*** Record set ***
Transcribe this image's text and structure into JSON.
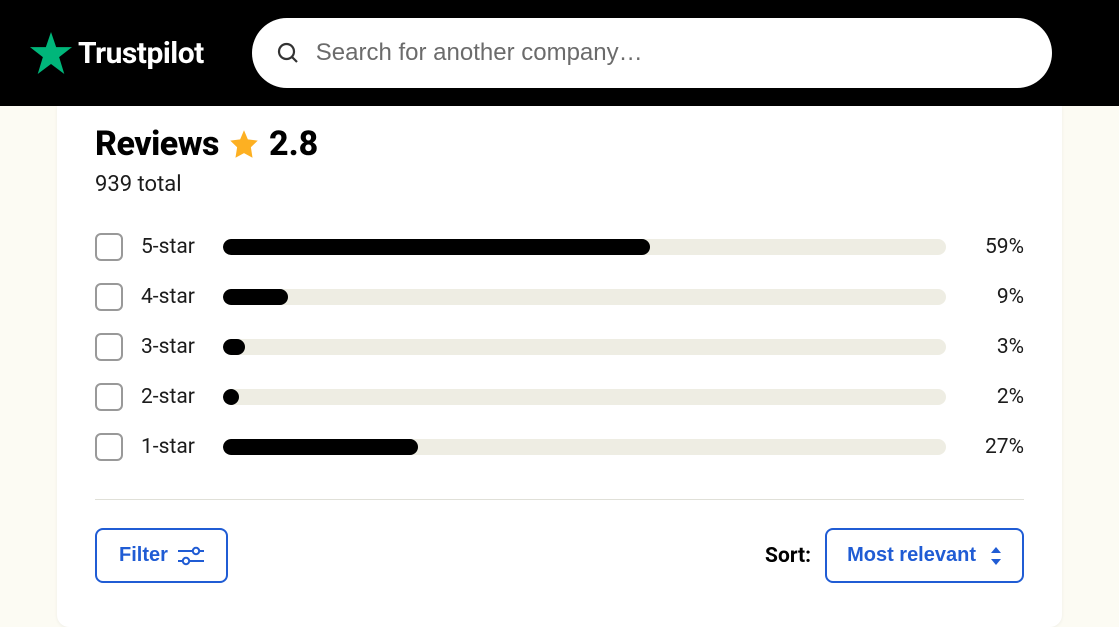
{
  "brand": {
    "name": "Trustpilot",
    "star_color": "#00b67a"
  },
  "search": {
    "placeholder": "Search for another company…"
  },
  "reviews": {
    "title": "Reviews",
    "rating": "2.8",
    "total_text": "939 total",
    "star_icon_color": "#fdb022",
    "rows": [
      {
        "label": "5-star",
        "percent": 59,
        "percent_text": "59%"
      },
      {
        "label": "4-star",
        "percent": 9,
        "percent_text": "9%"
      },
      {
        "label": "3-star",
        "percent": 3,
        "percent_text": "3%"
      },
      {
        "label": "2-star",
        "percent": 2,
        "percent_text": "2%"
      },
      {
        "label": "1-star",
        "percent": 27,
        "percent_text": "27%"
      }
    ]
  },
  "controls": {
    "filter_label": "Filter",
    "sort_label": "Sort:",
    "sort_value": "Most relevant",
    "accent_color": "#205cd4"
  },
  "chart_data": {
    "type": "bar",
    "title": "Reviews 2.8",
    "categories": [
      "5-star",
      "4-star",
      "3-star",
      "2-star",
      "1-star"
    ],
    "values": [
      59,
      9,
      3,
      2,
      27
    ],
    "xlabel": "",
    "ylabel": "Percent",
    "ylim": [
      0,
      100
    ]
  }
}
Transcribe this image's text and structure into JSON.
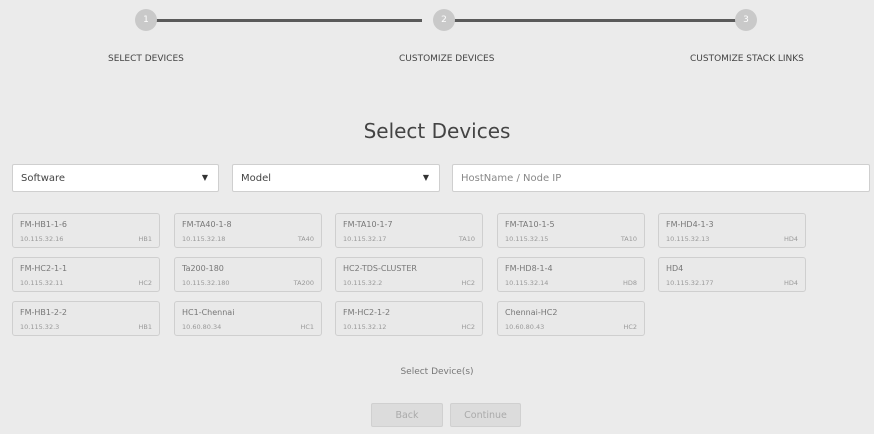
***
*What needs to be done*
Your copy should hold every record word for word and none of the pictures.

*Written solution*
Transcribe this image's text and structure into JSON.
{
  "brand": {
    "name": "Trustpilot",
    "star_color": "#00b67a"
  },
  "search": {
    "placeholder": "Search for another company…"
  },
  "reviews": {
    "title": "Reviews",
    "rating": "2.8",
    "total_text": "939 total",
    "star_icon_color": "#fdb022",
    "rows": [
      {
        "label": "5-star",
        "percent": 59,
        "percent_text": "59%"
      },
      {
        "label": "4-star",
        "percent": 9,
        "percent_text": "9%"
      },
      {
        "label": "3-star",
        "percent": 3,
        "percent_text": "3%"
      },
      {
        "label": "2-star",
        "percent": 2,
        "percent_text": "2%"
      },
      {
        "label": "1-star",
        "percent": 27,
        "percent_text": "27%"
      }
    ]
  },
  "controls": {
    "filter_label": "Filter",
    "sort_label": "Sort:",
    "sort_value": "Most relevant",
    "accent_color": "#205cd4"
  },
  "chart_data": {
    "type": "bar",
    "title": "Reviews 2.8",
    "categories": [
      "5-star",
      "4-star",
      "3-star",
      "2-star",
      "1-star"
    ],
    "values": [
      59,
      9,
      3,
      2,
      27
    ],
    "xlabel": "",
    "ylabel": "Percent",
    "ylim": [
      0,
      100
    ]
  }
}
Transcribe this image's text and structure into JSON.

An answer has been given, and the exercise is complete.